#### PROBLEM DETAILS
If a record below holds a picture, leave the picture out and copy the rest exactly.

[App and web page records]

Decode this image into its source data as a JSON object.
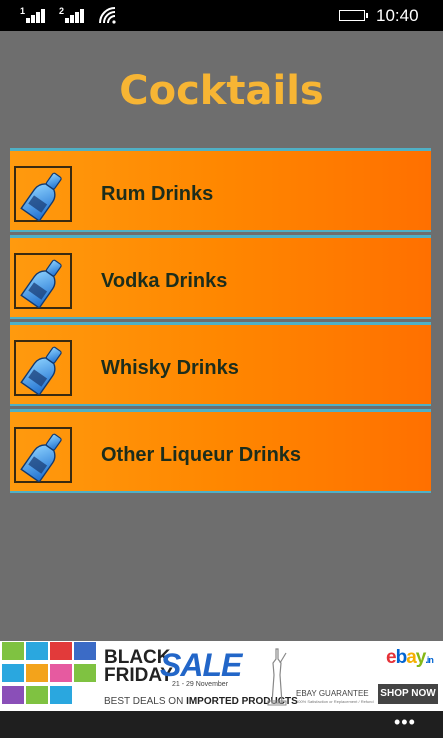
{
  "status_bar": {
    "sim1": "1",
    "sim2": "2",
    "time": "10:40",
    "icons": [
      "signal-icon",
      "signal-icon",
      "wifi-icon",
      "battery-icon"
    ]
  },
  "app": {
    "title": "Cocktails",
    "title_color": "#f7b534",
    "background": "#6e6e6e",
    "menu": [
      {
        "label": "Rum Drinks",
        "icon": "bottle-icon"
      },
      {
        "label": "Vodka Drinks",
        "icon": "bottle-icon"
      },
      {
        "label": "Whisky Drinks",
        "icon": "bottle-icon"
      },
      {
        "label": "Other Liqueur Drinks",
        "icon": "bottle-icon"
      }
    ]
  },
  "ad": {
    "headline_line1": "BLACK",
    "headline_line2": "FRIDAY",
    "sale": "SALE",
    "dates": "21 - 29 November",
    "deals_prefix": "BEST DEALS ON ",
    "deals_highlight": "IMPORTED PRODUCTS",
    "brand": "ebay",
    "brand_suffix": ".in",
    "guarantee": "EBAY GUARANTEE",
    "guarantee_sub": "100% Satisfaction or Replacement / Refund",
    "cta": "SHOP NOW"
  },
  "app_bar": {
    "more": "•••"
  }
}
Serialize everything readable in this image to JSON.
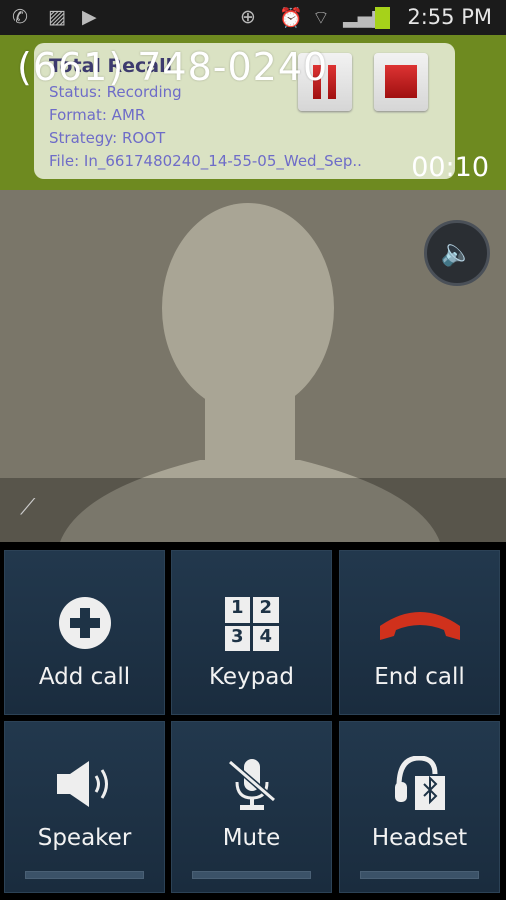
{
  "status_bar": {
    "time": "2:55 PM",
    "icons": [
      "phone-icon",
      "gallery-icon",
      "video-icon",
      "nfc-icon",
      "alarm-icon",
      "wifi-icon",
      "signal-icon",
      "battery-icon"
    ]
  },
  "call": {
    "number": "(661) 748-0240",
    "duration": "00:10"
  },
  "recorder": {
    "title": "Total Recall",
    "status": "Status: Recording",
    "format": "Format: AMR",
    "strategy": "Strategy: ROOT",
    "file": "File: In_6617480240_14-55-05_Wed_Sep..",
    "accent": "#c0181c"
  },
  "buttons": [
    {
      "label": "Add call",
      "icon": "add-call-icon"
    },
    {
      "label": "Keypad",
      "icon": "keypad-icon",
      "digits": [
        "1",
        "2",
        "3",
        "4"
      ]
    },
    {
      "label": "End call",
      "icon": "end-call-icon",
      "color": "#d0311c"
    },
    {
      "label": "Speaker",
      "icon": "speaker-icon"
    },
    {
      "label": "Mute",
      "icon": "mute-icon"
    },
    {
      "label": "Headset",
      "icon": "bluetooth-headset-icon"
    }
  ]
}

#### TASK OUTPUT
Decode this image into its source data as a JSON object.
{
  "status_bar": {
    "sim1": "1",
    "sim2": "2",
    "time": "10:40",
    "icons": [
      "signal-icon",
      "signal-icon",
      "wifi-icon",
      "battery-icon"
    ]
  },
  "app": {
    "title": "Cocktails",
    "title_color": "#f7b534",
    "background": "#6e6e6e",
    "menu": [
      {
        "label": "Rum Drinks",
        "icon": "bottle-icon"
      },
      {
        "label": "Vodka Drinks",
        "icon": "bottle-icon"
      },
      {
        "label": "Whisky Drinks",
        "icon": "bottle-icon"
      },
      {
        "label": "Other Liqueur Drinks",
        "icon": "bottle-icon"
      }
    ]
  },
  "ad": {
    "headline_line1": "BLACK",
    "headline_line2": "FRIDAY",
    "sale": "SALE",
    "dates": "21 - 29 November",
    "deals_prefix": "BEST DEALS ON ",
    "deals_highlight": "IMPORTED PRODUCTS",
    "brand": "ebay",
    "brand_suffix": ".in",
    "guarantee": "EBAY GUARANTEE",
    "guarantee_sub": "100% Satisfaction or Replacement / Refund",
    "cta": "SHOP NOW"
  },
  "app_bar": {
    "more": "•••"
  }
}
Serialize everything readable in this image to JSON.
{
  "status_bar": {
    "time": "2:55 PM",
    "icons": [
      "phone-icon",
      "gallery-icon",
      "video-icon",
      "nfc-icon",
      "alarm-icon",
      "wifi-icon",
      "signal-icon",
      "battery-icon"
    ]
  },
  "call": {
    "number": "(661) 748-0240",
    "duration": "00:10"
  },
  "recorder": {
    "title": "Total Recall",
    "status": "Status: Recording",
    "format": "Format: AMR",
    "strategy": "Strategy: ROOT",
    "file": "File: In_6617480240_14-55-05_Wed_Sep..",
    "accent": "#c0181c"
  },
  "buttons": [
    {
      "label": "Add call",
      "icon": "add-call-icon"
    },
    {
      "label": "Keypad",
      "icon": "keypad-icon",
      "digits": [
        "1",
        "2",
        "3",
        "4"
      ]
    },
    {
      "label": "End call",
      "icon": "end-call-icon",
      "color": "#d0311c"
    },
    {
      "label": "Speaker",
      "icon": "speaker-icon"
    },
    {
      "label": "Mute",
      "icon": "mute-icon"
    },
    {
      "label": "Headset",
      "icon": "bluetooth-headset-icon"
    }
  ]
}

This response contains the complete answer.